A new report from the Nuclear Threat Initiative (NTI) is calling on governments to take urgent steps to manage the threat of artificial intelligence developed ‘global biological catastrophe’.
The report, The Convergence of Artificial Intelligence and the Life Sciences: Safeguarding Technology, Rethinking Governance, and Preventing Catastrophe comes as the UK government holds the AI Safety Summit this week.
To develop the report’s recommendations the authors from the NTI, Science Policy Consulting and the University of Birmingham interviewed more than 30 AI, biosecurity, bioscience research, biotechnology, and emerging technologies governance experts. They evaluated the risks associated with the novel technology, assessed the biosecurity implications, and discussed options for safeguarding rapidly advancing AI-bio capabilities.
The report recommends six urgent steps needed at a national and international level to reduce risks associated with new AI-bio technologies without hindering scientific advances. They include:
- Establishing an international “AI-Bio Forum” to develop and share AI model guardrails that reduce biological risks.
- Developing a radically new, more agile approach to national governance of AI-bio capabilities.
- Implementing promising AI model guardrails at scale.
- Pursuing an ambitious research agenda to explore additional AI guardrail options.
- Strengthening biosecurity controls at the interface between digital design tools and physical biological systems.
- Using AI tools to build next-generation pandemic preparedness and response capabilities.
...there is also the possibility that artificial intelligence can be used, either accidentally or deliberately, to cause harm to others on a massive scale.
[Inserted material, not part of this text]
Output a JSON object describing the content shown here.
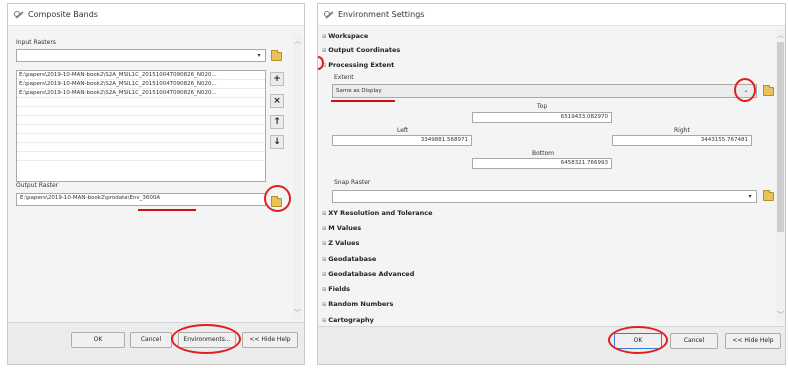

As this technology continues to evolve it is imperative that governments and the scientific community get a firm grasp on it, to prevent this from happening.Dr Nicole Wheeler, University of Birmingham.
Dr Nicole Wheeler, a research fellow at the Institute of Microbiology and Infection and the School of Computer Science at the University of Birmingham, and a co-author of the report said: “Advances in AI-bio technologies can offer amazing benefits for modern bioscience and bioengineering, such as the rapid development of vaccines and new medicines, finding ways to develop new materials and fight the climate emergency. But there is also the possibility that artificial intelligence can be used, either accidentally or deliberately, to cause harm to others on a massive scale. As this technology continues to evolve it is imperative that governments and the scientific community get a firm grasp on it to prevent this from happening.”